A lost treasure in Delaware Bay
Recently in 2004, Groot Constantia received another significant endorsement when an American citizen picked up a piece of glass on the beach at Lewes, Delaware, on the east coast of America.
The piece of glass had an inscription "Constantia Wyn" on it and American historians traced this artefact which was found among other porcelain items, to a ship that stranded in the Delaware Bay in 1774. The ship was a British supply ship named the Severn, sank in the Delaware Bay after being hit by a storm. The wreckage was only discovered in 2004.
Unfortunately the bottle of Groot Constantia wine was broken during the storm and except for the engraved inscription, the bottle offered no other clue as to what had been inside. It was probably one of the sweet wines that Constantia was known for at that time.
Jean Naudé, General Manager of the Estate, was invited to a formal ceremony in Lewes, where a certificate signed by the Secretary of State of Delaware, Harriet Smith Windsor, was handed to him.
An extract from the certificate reads:
"Because of the broken wine bottle recovered from the ‘Severn’ for marketing to the colonies, the State of Delaware and the Groot Constantia Estate and Winery will always share an association. It continues today, uniquely providing a link to our past, our maritime heritage and our ties to the sea.”

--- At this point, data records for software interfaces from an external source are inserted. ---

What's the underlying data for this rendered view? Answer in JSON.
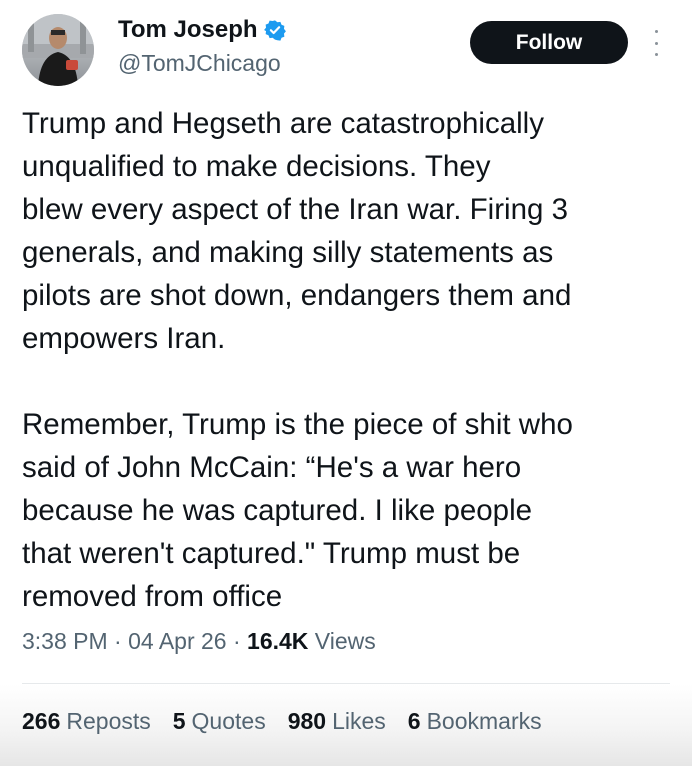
{
  "author": {
    "name": "Tom Joseph",
    "handle": "@TomJChicago"
  },
  "follow_label": "Follow",
  "tweet": {
    "lines_p1": [
      "Trump and Hegseth are catastrophically",
      "unqualified to make decisions. They",
      "blew every aspect of the Iran war. Firing 3",
      "generals, and making silly statements as",
      "pilots are shot down, endangers them and",
      "empowers Iran."
    ],
    "lines_p2": [
      "Remember, Trump is the piece of shit who",
      "said of John McCain: “He's a war hero",
      "because he was captured. I like people",
      "that weren't captured.\" Trump must be",
      "removed from office"
    ]
  },
  "meta": {
    "time": "3:38 PM",
    "date": "04 Apr 26",
    "views_count": "16.4K",
    "views_label": "Views"
  },
  "stats": {
    "reposts_count": "266",
    "reposts_label": "Reposts",
    "quotes_count": "5",
    "quotes_label": "Quotes",
    "likes_count": "980",
    "likes_label": "Likes",
    "bookmarks_count": "6",
    "bookmarks_label": "Bookmarks"
  },
  "icons": {
    "verified": "verified-badge-icon",
    "more": "more-vertical-icon"
  },
  "colors": {
    "verified_blue": "#1d9bf0",
    "follow_bg": "#0f1419",
    "secondary_text": "#536471"
  }
}
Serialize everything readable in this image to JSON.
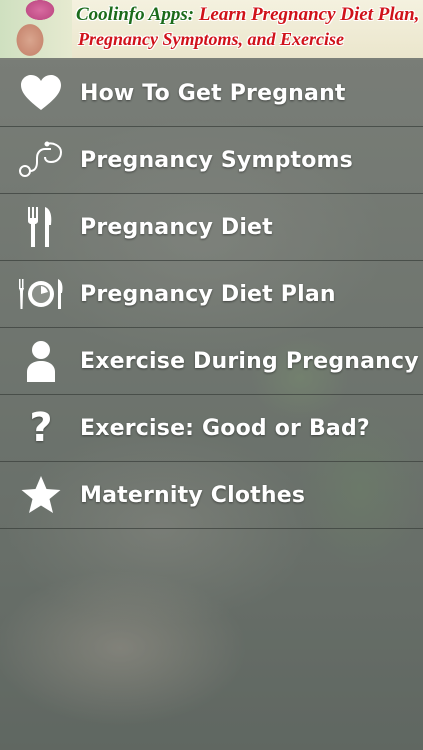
{
  "banner": {
    "brand": "Coolinfo Apps:",
    "title_line1": "Learn Pregnancy Diet Plan,",
    "title_line2": "Pregnancy Symptoms, and Exercise"
  },
  "menu": {
    "items": [
      {
        "label": "How To Get Pregnant",
        "icon": "heart-icon"
      },
      {
        "label": "Pregnancy Symptoms",
        "icon": "stethoscope-icon"
      },
      {
        "label": "Pregnancy Diet",
        "icon": "fork-knife-icon"
      },
      {
        "label": "Pregnancy Diet Plan",
        "icon": "clock-plate-icon"
      },
      {
        "label": "Exercise During Pregnancy",
        "icon": "person-icon"
      },
      {
        "label": "Exercise: Good or Bad?",
        "icon": "question-icon",
        "glyph": "?"
      },
      {
        "label": "Maternity Clothes",
        "icon": "star-icon"
      }
    ]
  }
}
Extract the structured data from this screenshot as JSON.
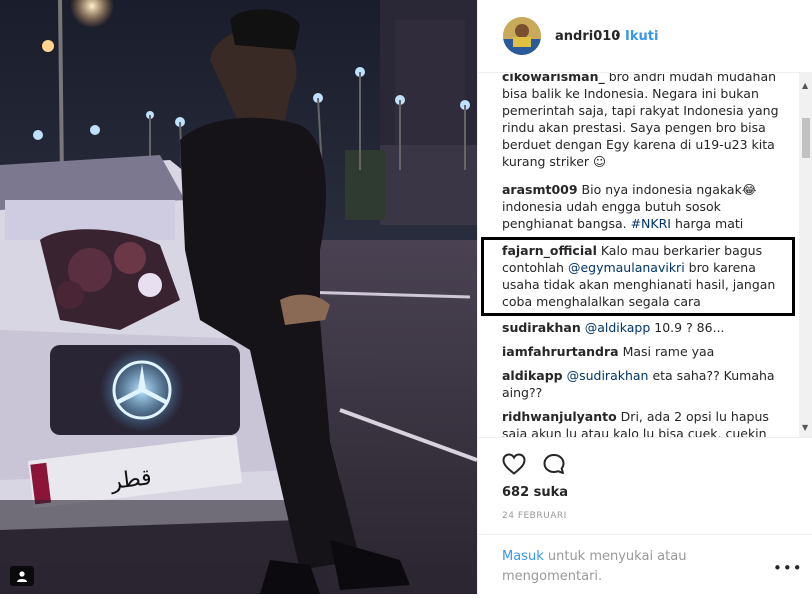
{
  "post": {
    "username": "andri010",
    "dot": "•",
    "follow_label": "Ikuti",
    "likes": "682 suka",
    "date": "24 FEBRUARI",
    "login_link": "Masuk",
    "login_text": " untuk menyukai atau mengomentari."
  },
  "plate_text": "قطر",
  "comments": [
    {
      "user": "cikowarisman_",
      "text": " bro andri mudah mudahan bisa balik ke Indonesia. Negara ini bukan pemerintah saja, tapi rakyat Indonesia yang rindu akan prestasi. Saya pengen bro bisa berduet dengan Egy karena di u19-u23 kita kurang striker ☺"
    },
    {
      "user": "arasmt009",
      "text": " Bio nya indonesia ngakak😂 indonesia udah engga butuh sosok penghianat bangsa. ",
      "mention": "#NKRI",
      "after": " harga mati"
    },
    {
      "user": "fajarn_official",
      "text": " Kalo mau berkarier bagus contohlah ",
      "mention": "@egymaulanavikri",
      "after": " bro karena usaha tidak akan menghianati hasil, jangan coba menghalalkan segala cara"
    },
    {
      "user": "sudirakhan",
      "text": " ",
      "mention": "@aldikapp",
      "after": " 10.9 ? 86..."
    },
    {
      "user": "iamfahrurtandra",
      "text": " Masi rame yaa"
    },
    {
      "user": "aldikapp",
      "text": " ",
      "mention": "@sudirakhan",
      "after": " eta saha?? Kumaha aing??"
    },
    {
      "user": "ridhwanjulyanto",
      "text": " Dri, ada 2 opsi lu hapus saja akun lu atau kalo lu bisa cuek, cuekin"
    }
  ],
  "icons": {
    "like": "heart-icon",
    "comment": "comment-bubble-icon",
    "more": "more-options-icon",
    "user_tag": "user-tag-icon"
  },
  "colors": {
    "link": "#3897f0",
    "text": "#262626",
    "muted": "#999999",
    "highlight_box": "#000000"
  }
}
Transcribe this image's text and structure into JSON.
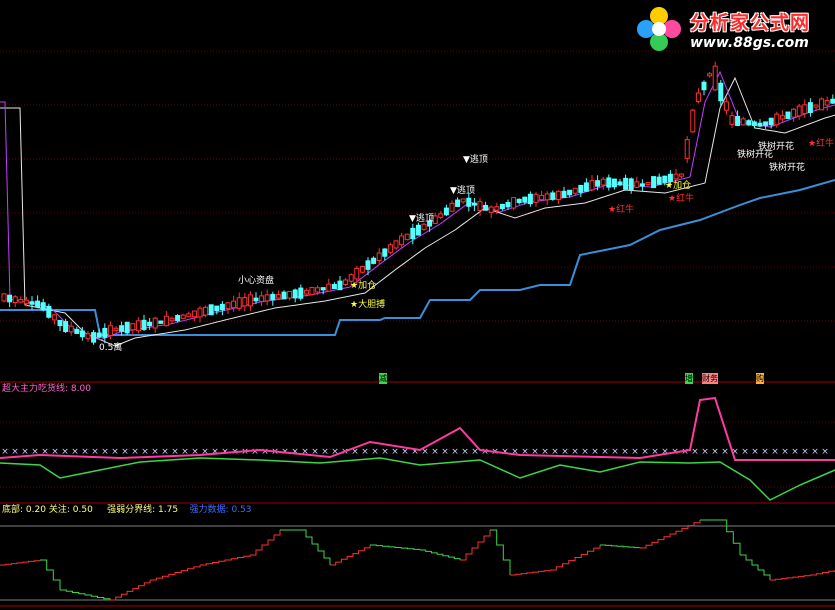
{
  "logo": {
    "title": "分析家公式网",
    "url": "www.88gs.com"
  },
  "main_panel": {
    "signals": {
      "low_point": "0.5寓",
      "caution": "小心资盘",
      "bold_buy": "★大胆搏",
      "add_pos_1": "★加仓",
      "add_pos_2": "★加仓",
      "escape_1": "▼逃顶",
      "escape_2": "▼逃顶",
      "escape_3": "▼逃顶",
      "red_bull_1": "★红牛",
      "red_bull_2": "★红牛",
      "red_bull_3": "★红牛",
      "tree_bloom_1": "铁树开花",
      "tree_bloom_2": "铁树开花",
      "tree_bloom_3": "铁树开花"
    }
  },
  "divider_tags": {
    "tag1": "减",
    "tag2": "增",
    "tag3": "财务",
    "tag4": "购"
  },
  "indicator1": {
    "title": "超大主力吃货线:",
    "value": "8.00",
    "colors": {
      "pink": "#ff3aa0",
      "green": "#3cd64a",
      "markers": "#d0d0ff"
    }
  },
  "indicator2": {
    "bottom_label": "底部:",
    "bottom_value": "0.20",
    "focus_label": "关注:",
    "focus_value": "0.50",
    "divider_label": "强弱分界线:",
    "divider_value": "1.75",
    "strength_label": "强力数据:",
    "strength_value": "0.53"
  },
  "colors": {
    "up": "#ff3030",
    "down": "#54ffff",
    "ma_white": "#e6e6e6",
    "ma_purple": "#c040ff",
    "stop_line": "#3a8fd8",
    "grid": "#6a0000"
  }
}
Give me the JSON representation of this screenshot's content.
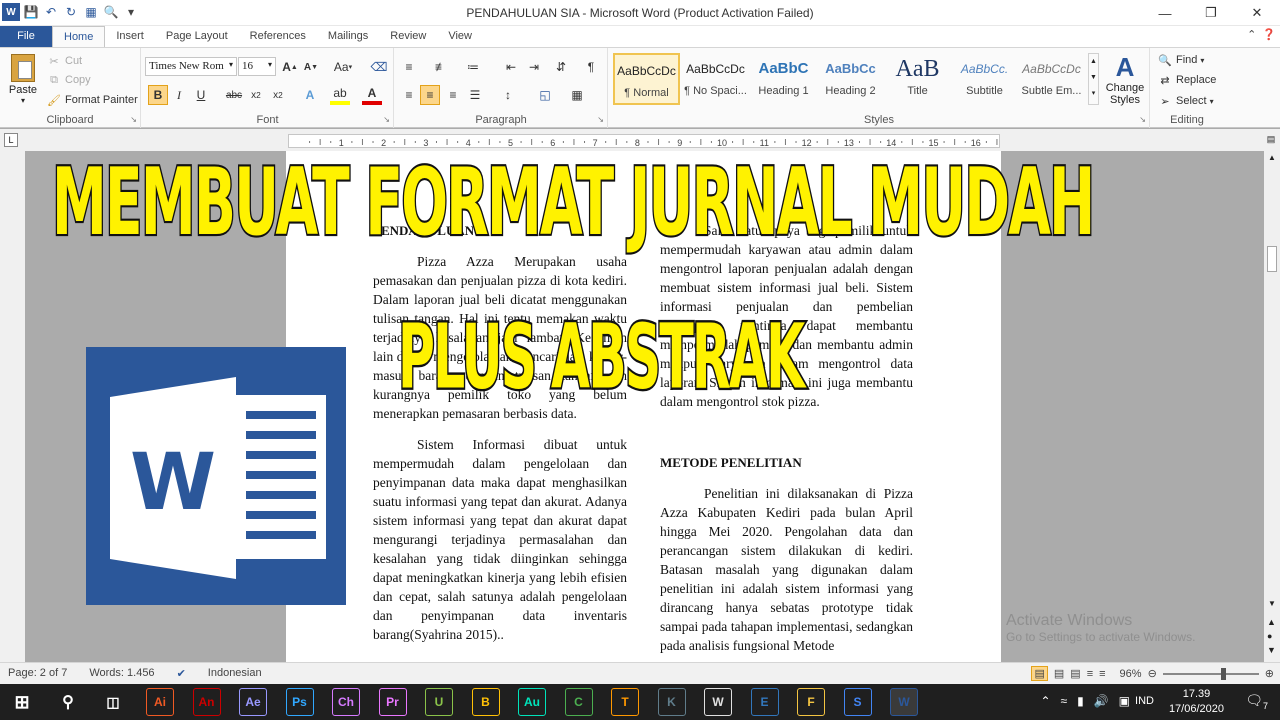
{
  "window": {
    "title": "PENDAHULUAN SIA  -  Microsoft Word (Product Activation Failed)"
  },
  "tabs": [
    "File",
    "Home",
    "Insert",
    "Page Layout",
    "References",
    "Mailings",
    "Review",
    "View"
  ],
  "active_tab": "Home",
  "clipboard": {
    "paste": "Paste",
    "cut": "Cut",
    "copy": "Copy",
    "format_painter": "Format Painter",
    "label": "Clipboard"
  },
  "font": {
    "name": "Times New Rom",
    "size": "16",
    "label": "Font"
  },
  "paragraph": {
    "label": "Paragraph"
  },
  "styles": {
    "label": "Styles",
    "change_styles": "Change Styles",
    "items": [
      {
        "preview": "AaBbCcDc",
        "name": "¶ Normal"
      },
      {
        "preview": "AaBbCcDc",
        "name": "¶ No Spaci..."
      },
      {
        "preview": "AaBbC",
        "name": "Heading 1"
      },
      {
        "preview": "AaBbCc",
        "name": "Heading 2"
      },
      {
        "preview": "AaB",
        "name": "Title"
      },
      {
        "preview": "AaBbCc.",
        "name": "Subtitle"
      },
      {
        "preview": "AaBbCcDc",
        "name": "Subtle Em..."
      }
    ]
  },
  "editing": {
    "find": "Find",
    "replace": "Replace",
    "select": "Select",
    "label": "Editing"
  },
  "ruler_numbers": [
    "1",
    "2",
    "3",
    "4",
    "5",
    "6",
    "7",
    "8",
    "9",
    "10",
    "11",
    "12",
    "13",
    "14",
    "15",
    "16"
  ],
  "document": {
    "left_heading": "PENDAHULUAN",
    "left_p1": "Pizza Azza Merupakan usaha pemasakan dan penjualan pizza di kota kediri. Dalam laporan jual beli dicatat menggunakan tulisan tangan. Hal ini tentu memakan waktu terjadinya kesalahan jadi lambat. Kesulitan lain dalam mengelola dan mencari data keluar-masuk barang dengan tulisan tangan dan kurangnya pemilik toko yang belum menerapkan pemasaran berbasis data.",
    "left_p2": "Sistem Informasi dibuat untuk mempermudah dalam pengelolaan dan penyimpanan data maka dapat menghasilkan suatu informasi yang tepat dan akurat. Adanya sistem informasi yang tepat dan akurat dapat mengurangi terjadinya permasalahan dan kesalahan yang tidak diinginkan sehingga dapat meningkatkan kinerja yang lebih efisien dan cepat, salah satunya adalah pengelolaan dan penyimpanan data inventaris barang(Syahrina 2015)..",
    "right_p1": "Salah satu upaya bagi pemilik untuk mempermudah karyawan atau admin dalam mengontrol laporan penjualan adalah dengan membuat sistem informasi jual beli. Sistem informasi penjualan dan pembelian diharapkan nantinya dapat membantu mempermudah pemilik dan membantu admin maupun karyawan dalam mengontrol data laporan. Sistem informasi ini juga membantu dalam mengontrol stok pizza.",
    "right_heading": "METODE PENELITIAN",
    "right_p2": "Penelitian ini dilaksanakan di Pizza Azza Kabupaten Kediri pada bulan April hingga Mei 2020. Pengolahan data dan perancangan sistem dilakukan di kediri. Batasan masalah yang digunakan dalam penelitian ini adalah sistem informasi yang dirancang hanya sebatas prototype tidak sampai pada tahapan implementasi, sedangkan pada analisis fungsional Metode"
  },
  "overlay": {
    "line1": "MEMBUAT FORMAT JURNAL MUDAH",
    "line2": "PLUS ABSTRAK"
  },
  "watermark": {
    "line1": "Activate Windows",
    "line2": "Go to Settings to activate Windows."
  },
  "status": {
    "page": "Page: 2 of 7",
    "words": "Words: 1.456",
    "language": "Indonesian",
    "zoom": "96%"
  },
  "taskbar": {
    "lang": "IND",
    "time": "17.39",
    "date": "17/06/2020",
    "notif_count": "7",
    "apps": [
      {
        "label": "Ai",
        "color": "#f15a24"
      },
      {
        "label": "An",
        "color": "#cc0000"
      },
      {
        "label": "Ae",
        "color": "#9999ff"
      },
      {
        "label": "Ps",
        "color": "#31a8ff"
      },
      {
        "label": "Ch",
        "color": "#d67bff"
      },
      {
        "label": "Pr",
        "color": "#ea77ff"
      },
      {
        "label": "U",
        "color": "#8bc34a"
      },
      {
        "label": "B",
        "color": "#ffc107"
      },
      {
        "label": "Au",
        "color": "#00e4bb"
      },
      {
        "label": "C",
        "color": "#4caf50"
      },
      {
        "label": "T",
        "color": "#ff9800"
      },
      {
        "label": "K",
        "color": "#607d8b"
      },
      {
        "label": "W",
        "color": "#e0e0e0"
      },
      {
        "label": "E",
        "color": "#3277bc"
      },
      {
        "label": "F",
        "color": "#f4c542"
      },
      {
        "label": "S",
        "color": "#4285f4"
      },
      {
        "label": "W",
        "color": "#2b579a"
      }
    ]
  }
}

To commemorate this discovery, the Grand Constance wine bottle carries a replica of the inscription of the glass artefact, found on the beach at Lewes. The Grand Constance wine is a modern version of wine made during the 1700 and 1800's, making Groot Constantia world famous.